Required action - All of the listing should be output exactly, apart from the pictures.

Extracted entries -
───

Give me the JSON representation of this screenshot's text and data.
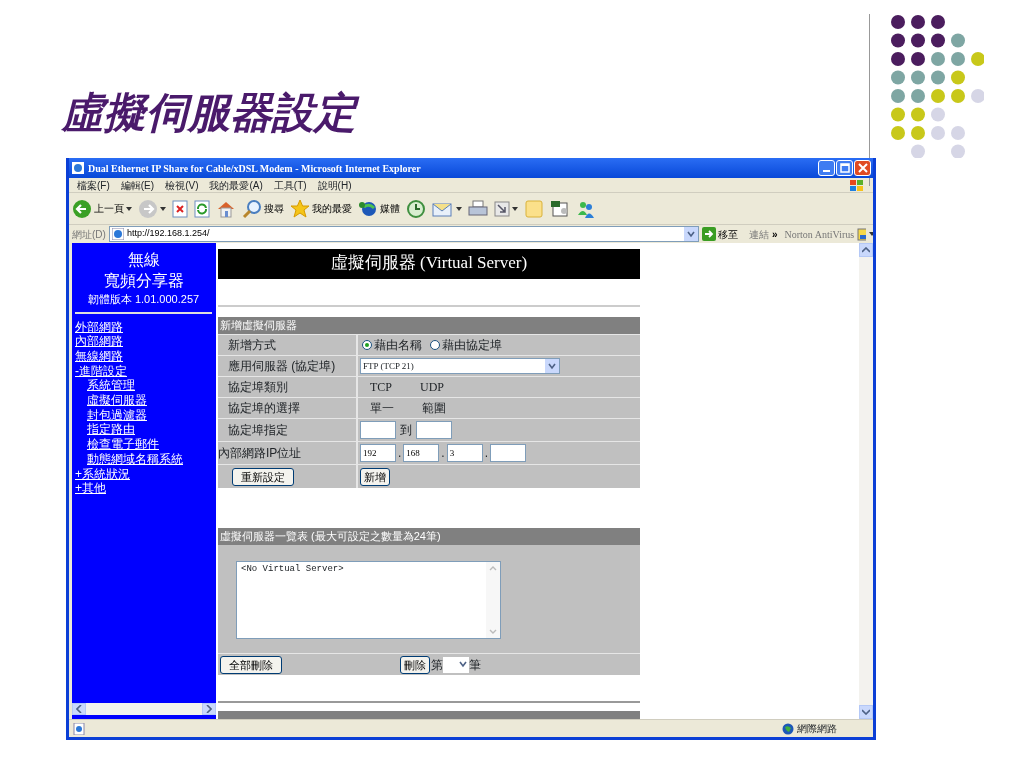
{
  "slide": {
    "title": "虛擬伺服器設定"
  },
  "window": {
    "title": "Dual Ethernet IP Share for Cable/xDSL Modem - Microsoft Internet Explorer"
  },
  "menu": [
    "檔案(F)",
    "編輯(E)",
    "檢視(V)",
    "我的最愛(A)",
    "工具(T)",
    "說明(H)"
  ],
  "toolbar": [
    {
      "kind": "back",
      "label": "上一頁",
      "dropdown": true
    },
    {
      "kind": "forward",
      "dropdown": true
    },
    {
      "kind": "stop"
    },
    {
      "kind": "refresh"
    },
    {
      "kind": "home"
    },
    {
      "kind": "search",
      "label": "搜尋"
    },
    {
      "kind": "favorites",
      "label": "我的最愛"
    },
    {
      "kind": "media",
      "label": "媒體"
    },
    {
      "kind": "history"
    },
    {
      "kind": "mail",
      "dropdown": true
    },
    {
      "kind": "print"
    },
    {
      "kind": "edit",
      "dropdown": true
    },
    {
      "kind": "note"
    },
    {
      "kind": "research"
    },
    {
      "kind": "messenger"
    }
  ],
  "address_bar": {
    "label": "網址(D)",
    "url": "http://192.168.1.254/",
    "go": "移至",
    "links": "連結",
    "chevron": "»",
    "addon": "Norton AntiVirus"
  },
  "sidebar": {
    "title": [
      "無線",
      "寬頻分享器"
    ],
    "version": "韌體版本 1.01.000.257",
    "items": [
      {
        "label": "外部網路"
      },
      {
        "label": "內部網路"
      },
      {
        "label": "無線網路"
      },
      {
        "label": "-進階設定",
        "children": [
          {
            "label": "系統管理"
          },
          {
            "label": "虛擬伺服器"
          },
          {
            "label": "封包過濾器"
          },
          {
            "label": "指定路由"
          },
          {
            "label": "檢查電子郵件"
          },
          {
            "label": "動態網域名稱系統"
          }
        ]
      },
      {
        "label": "+系統狀況"
      },
      {
        "label": "+其他"
      }
    ]
  },
  "page": {
    "heading": "虛擬伺服器 (Virtual Server)",
    "add_section": {
      "header": "新增虛擬伺服器",
      "rows": [
        {
          "kind": "radio",
          "label": "新增方式",
          "options": [
            {
              "label": "藉由名稱",
              "selected": true
            },
            {
              "label": "藉由協定埠",
              "selected": false
            }
          ]
        },
        {
          "kind": "select",
          "label": "應用伺服器 (協定埠)",
          "value": "FTP (TCP 21)"
        },
        {
          "kind": "text",
          "label": "協定埠類別",
          "values": [
            "TCP",
            "UDP"
          ]
        },
        {
          "kind": "text",
          "label": "協定埠的選擇",
          "values": [
            "單一",
            "範圍"
          ]
        },
        {
          "kind": "range",
          "label": "協定埠指定",
          "separator": "到"
        },
        {
          "kind": "ip",
          "label": "內部網路IP位址",
          "octets": [
            "192",
            "168",
            "3"
          ],
          "separator": "."
        },
        {
          "kind": "buttons",
          "buttons": [
            "重新設定",
            "新增"
          ]
        }
      ]
    },
    "list_section": {
      "header": "虛擬伺服器一覽表 (最大可設定之數量為24筆)",
      "items": [
        "<No Virtual Server>"
      ],
      "delete_all": "全部刪除",
      "delete": "刪除",
      "prefix": "第",
      "suffix": "筆"
    }
  },
  "status_bar": {
    "zone": "網際網路"
  }
}
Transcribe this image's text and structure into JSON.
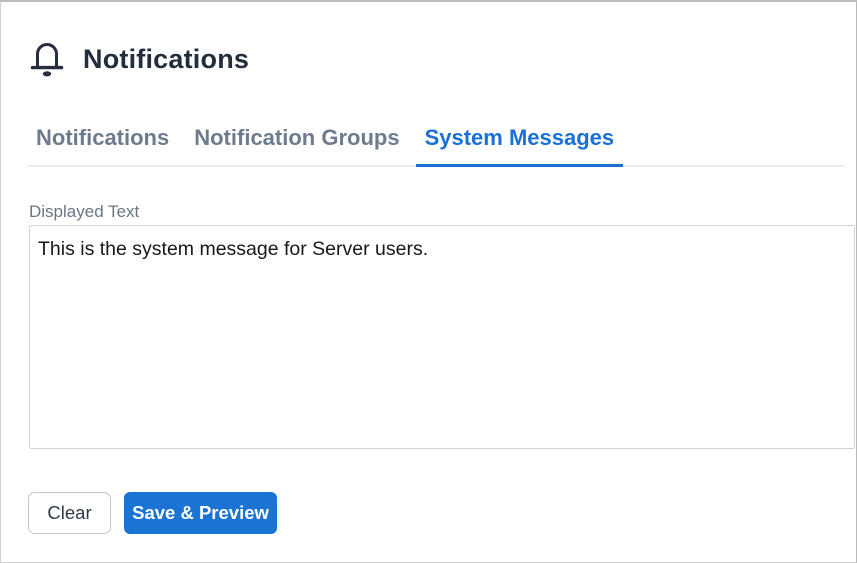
{
  "page": {
    "title": "Notifications",
    "title_icon": "bell-icon"
  },
  "tabs": [
    {
      "label": "Notifications",
      "active": false
    },
    {
      "label": "Notification Groups",
      "active": false
    },
    {
      "label": "System Messages",
      "active": true
    }
  ],
  "form": {
    "displayed_text_label": "Displayed Text",
    "displayed_text_value": "This is the system message for Server users."
  },
  "buttons": {
    "clear_label": "Clear",
    "save_preview_label": "Save & Preview"
  },
  "colors": {
    "header_text": "#222d3d",
    "inactive_tab_gray": "#6e7b8c",
    "active_tab_blue": "#1a70d6",
    "tab_divider_gray": "#e9edf2",
    "textarea_border": "#ccd7e4",
    "primary_button_blue": "#1b74d3",
    "page_border_gray": "#bcbcbc"
  }
}
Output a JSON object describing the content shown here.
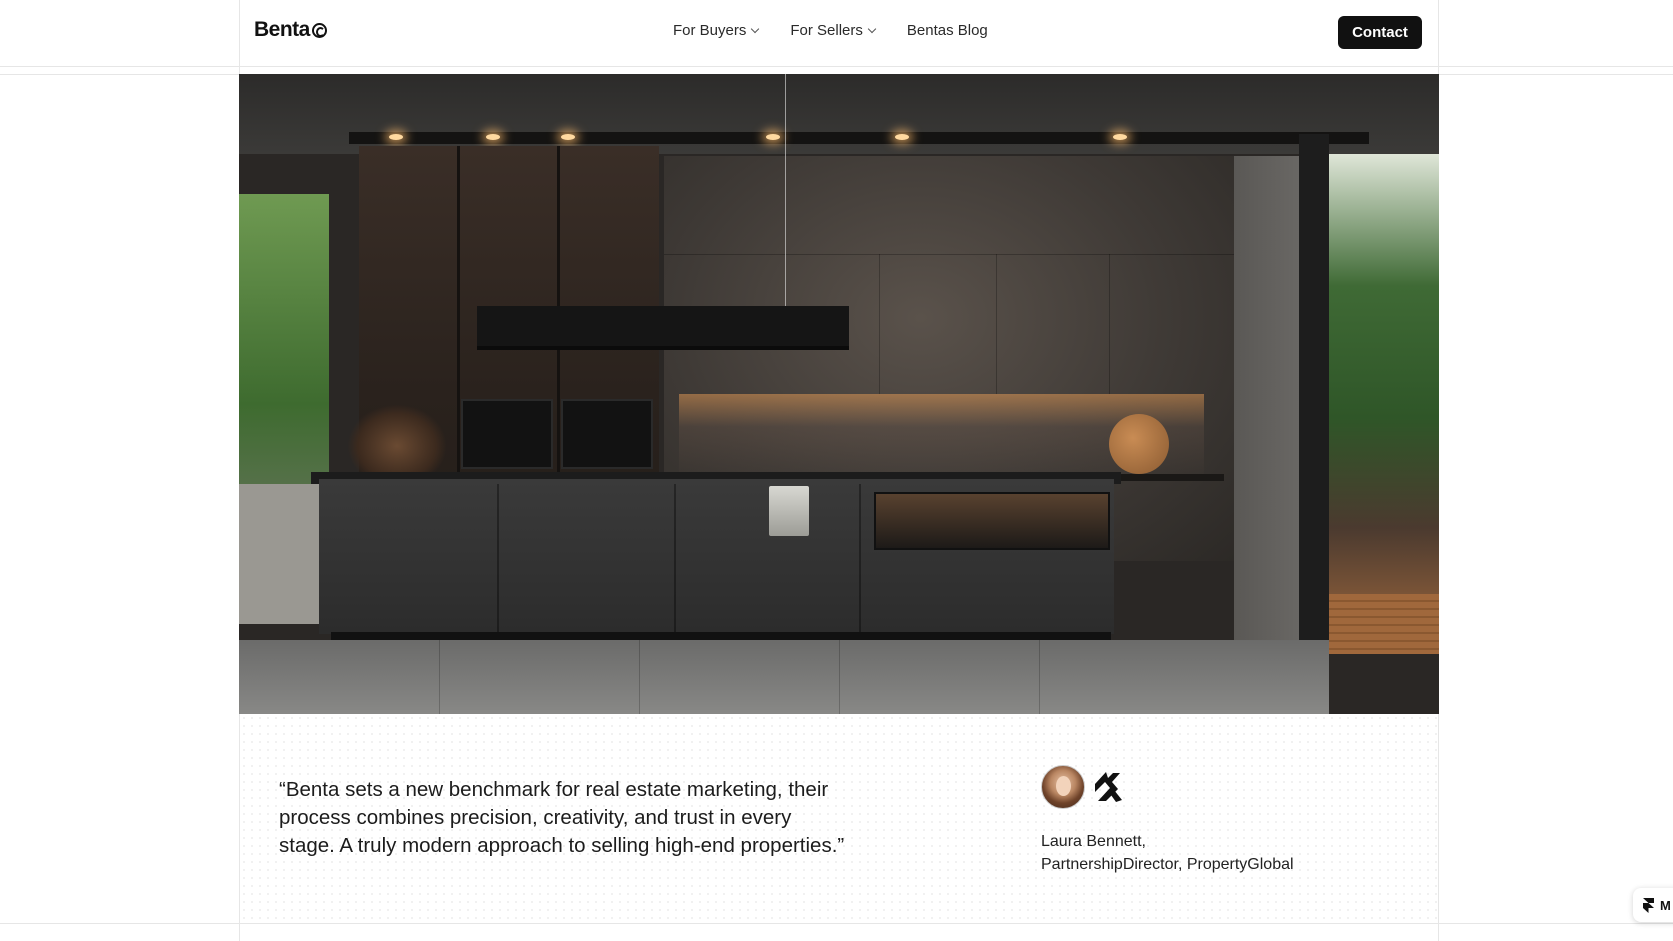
{
  "header": {
    "brand": "Benta",
    "nav": [
      {
        "label": "For Buyers",
        "has_dropdown": true
      },
      {
        "label": "For Sellers",
        "has_dropdown": true
      },
      {
        "label": "Bentas Blog",
        "has_dropdown": false
      }
    ],
    "contact_label": "Contact"
  },
  "hero": {
    "image": "modern-dark-kitchen-photo"
  },
  "testimonial": {
    "quote_line1": "“Benta sets a new benchmark for real estate marketing, their",
    "quote_line2": "process combines precision, creativity, and trust in every",
    "quote_line3": "stage. A truly modern approach to selling high-end properties.”",
    "author_name": "Laura Bennett,",
    "author_title": "PartnershipDirector, PropertyGlobal",
    "avatar_icon": "avatar-portrait",
    "company_icon": "company-logo-icon"
  },
  "badge": {
    "label": "M",
    "icon": "framer-icon"
  },
  "colors": {
    "background": "#ffffff",
    "button": "#111111",
    "text": "#1c1c1c",
    "guide_lines": "#e6e6e6"
  }
}
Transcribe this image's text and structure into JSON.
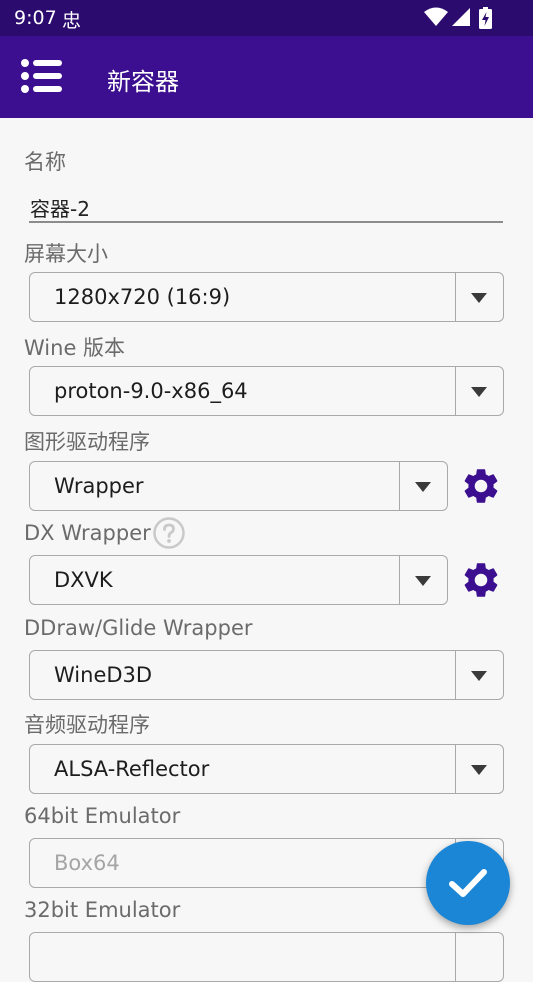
{
  "status_bar": {
    "time": "9:07",
    "notification_glyph": "忠",
    "icons": [
      "wifi-icon",
      "signal-icon",
      "battery-charging-icon"
    ]
  },
  "app_bar": {
    "title": "新容器",
    "menu_icon": "menu-list-icon",
    "background": "#3b0f8f"
  },
  "form": {
    "name": {
      "label": "名称",
      "value": "容器-2"
    },
    "screen_size": {
      "label": "屏幕大小",
      "value": "1280x720 (16:9)"
    },
    "wine_version": {
      "label": "Wine 版本",
      "value": "proton-9.0-x86_64"
    },
    "graphics_driver": {
      "label": "图形驱动程序",
      "value": "Wrapper",
      "settings_icon": "gear-icon"
    },
    "dx_wrapper": {
      "label": "DX Wrapper",
      "value": "DXVK",
      "help_icon": "help-icon",
      "settings_icon": "gear-icon"
    },
    "ddraw_wrapper": {
      "label": "DDraw/Glide Wrapper",
      "value": "WineD3D"
    },
    "audio_driver": {
      "label": "音频驱动程序",
      "value": "ALSA-Reflector"
    },
    "emulator_64": {
      "label": "64bit Emulator",
      "value": "Box64"
    },
    "emulator_32": {
      "label": "32bit Emulator",
      "value": ""
    }
  },
  "fab": {
    "icon": "checkmark-icon",
    "color": "#1b86d6"
  },
  "colors": {
    "accent_icon": "#3b0f8f"
  }
}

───

Answer to the problem -
Give me the JSON representation of this screenshot's text and data.
{
  "slide": {
    "title": "虛擬伺服器設定"
  },
  "window": {
    "title": "Dual Ethernet IP Share for Cable/xDSL Modem - Microsoft Internet Explorer"
  },
  "menu": [
    "檔案(F)",
    "編輯(E)",
    "檢視(V)",
    "我的最愛(A)",
    "工具(T)",
    "說明(H)"
  ],
  "toolbar": [
    {
      "kind": "back",
      "label": "上一頁",
      "dropdown": true
    },
    {
      "kind": "forward",
      "dropdown": true
    },
    {
      "kind": "stop"
    },
    {
      "kind": "refresh"
    },
    {
      "kind": "home"
    },
    {
      "kind": "search",
      "label": "搜尋"
    },
    {
      "kind": "favorites",
      "label": "我的最愛"
    },
    {
      "kind": "media",
      "label": "媒體"
    },
    {
      "kind": "history"
    },
    {
      "kind": "mail",
      "dropdown": true
    },
    {
      "kind": "print"
    },
    {
      "kind": "edit",
      "dropdown": true
    },
    {
      "kind": "note"
    },
    {
      "kind": "research"
    },
    {
      "kind": "messenger"
    }
  ],
  "address_bar": {
    "label": "網址(D)",
    "url": "http://192.168.1.254/",
    "go": "移至",
    "links": "連結",
    "chevron": "»",
    "addon": "Norton AntiVirus"
  },
  "sidebar": {
    "title": [
      "無線",
      "寬頻分享器"
    ],
    "version": "韌體版本 1.01.000.257",
    "items": [
      {
        "label": "外部網路"
      },
      {
        "label": "內部網路"
      },
      {
        "label": "無線網路"
      },
      {
        "label": "-進階設定",
        "children": [
          {
            "label": "系統管理"
          },
          {
            "label": "虛擬伺服器"
          },
          {
            "label": "封包過濾器"
          },
          {
            "label": "指定路由"
          },
          {
            "label": "檢查電子郵件"
          },
          {
            "label": "動態網域名稱系統"
          }
        ]
      },
      {
        "label": "+系統狀況"
      },
      {
        "label": "+其他"
      }
    ]
  },
  "page": {
    "heading": "虛擬伺服器 (Virtual Server)",
    "add_section": {
      "header": "新增虛擬伺服器",
      "rows": [
        {
          "kind": "radio",
          "label": "新增方式",
          "options": [
            {
              "label": "藉由名稱",
              "selected": true
            },
            {
              "label": "藉由協定埠",
              "selected": false
            }
          ]
        },
        {
          "kind": "select",
          "label": "應用伺服器 (協定埠)",
          "value": "FTP (TCP 21)"
        },
        {
          "kind": "text",
          "label": "協定埠類別",
          "values": [
            "TCP",
            "UDP"
          ]
        },
        {
          "kind": "text",
          "label": "協定埠的選擇",
          "values": [
            "單一",
            "範圍"
          ]
        },
        {
          "kind": "range",
          "label": "協定埠指定",
          "separator": "到"
        },
        {
          "kind": "ip",
          "label": "內部網路IP位址",
          "octets": [
            "192",
            "168",
            "3"
          ],
          "separator": "."
        },
        {
          "kind": "buttons",
          "buttons": [
            "重新設定",
            "新增"
          ]
        }
      ]
    },
    "list_section": {
      "header": "虛擬伺服器一覽表 (最大可設定之數量為24筆)",
      "items": [
        "<No Virtual Server>"
      ],
      "delete_all": "全部刪除",
      "delete": "刪除",
      "prefix": "第",
      "suffix": "筆"
    }
  },
  "status_bar": {
    "zone": "網際網路"
  }
}
Transcribe this image's text and structure into JSON.
{
  "page": {
    "title": "Notifications",
    "title_icon": "bell-icon"
  },
  "tabs": [
    {
      "label": "Notifications",
      "active": false
    },
    {
      "label": "Notification Groups",
      "active": false
    },
    {
      "label": "System Messages",
      "active": true
    }
  ],
  "form": {
    "displayed_text_label": "Displayed Text",
    "displayed_text_value": "This is the system message for Server users."
  },
  "buttons": {
    "clear_label": "Clear",
    "save_preview_label": "Save & Preview"
  },
  "colors": {
    "header_text": "#222d3d",
    "inactive_tab_gray": "#6e7b8c",
    "active_tab_blue": "#1a70d6",
    "tab_divider_gray": "#e9edf2",
    "textarea_border": "#ccd7e4",
    "primary_button_blue": "#1b74d3",
    "page_border_gray": "#bcbcbc"
  }
}
Output a JSON object describing the content shown here.
{
  "header": {
    "brand": "Benta",
    "nav": [
      {
        "label": "For Buyers",
        "has_dropdown": true
      },
      {
        "label": "For Sellers",
        "has_dropdown": true
      },
      {
        "label": "Bentas Blog",
        "has_dropdown": false
      }
    ],
    "contact_label": "Contact"
  },
  "hero": {
    "image": "modern-dark-kitchen-photo"
  },
  "testimonial": {
    "quote_line1": "“Benta sets a new benchmark for real estate marketing, their",
    "quote_line2": "process combines precision, creativity, and trust in every",
    "quote_line3": "stage. A truly modern approach to selling high-end properties.”",
    "author_name": "Laura Bennett,",
    "author_title": "PartnershipDirector, PropertyGlobal",
    "avatar_icon": "avatar-portrait",
    "company_icon": "company-logo-icon"
  },
  "badge": {
    "label": "M",
    "icon": "framer-icon"
  },
  "colors": {
    "background": "#ffffff",
    "button": "#111111",
    "text": "#1c1c1c",
    "guide_lines": "#e6e6e6"
  }
}
Transcribe this image's text and structure into JSON.
{
  "status_bar": {
    "time": "9:07",
    "notification_glyph": "忠",
    "icons": [
      "wifi-icon",
      "signal-icon",
      "battery-charging-icon"
    ]
  },
  "app_bar": {
    "title": "新容器",
    "menu_icon": "menu-list-icon",
    "background": "#3b0f8f"
  },
  "form": {
    "name": {
      "label": "名称",
      "value": "容器-2"
    },
    "screen_size": {
      "label": "屏幕大小",
      "value": "1280x720 (16:9)"
    },
    "wine_version": {
      "label": "Wine 版本",
      "value": "proton-9.0-x86_64"
    },
    "graphics_driver": {
      "label": "图形驱动程序",
      "value": "Wrapper",
      "settings_icon": "gear-icon"
    },
    "dx_wrapper": {
      "label": "DX Wrapper",
      "value": "DXVK",
      "help_icon": "help-icon",
      "settings_icon": "gear-icon"
    },
    "ddraw_wrapper": {
      "label": "DDraw/Glide Wrapper",
      "value": "WineD3D"
    },
    "audio_driver": {
      "label": "音频驱动程序",
      "value": "ALSA-Reflector"
    },
    "emulator_64": {
      "label": "64bit Emulator",
      "value": "Box64"
    },
    "emulator_32": {
      "label": "32bit Emulator",
      "value": ""
    }
  },
  "fab": {
    "icon": "checkmark-icon",
    "color": "#1b86d6"
  },
  "colors": {
    "accent_icon": "#3b0f8f"
  }
}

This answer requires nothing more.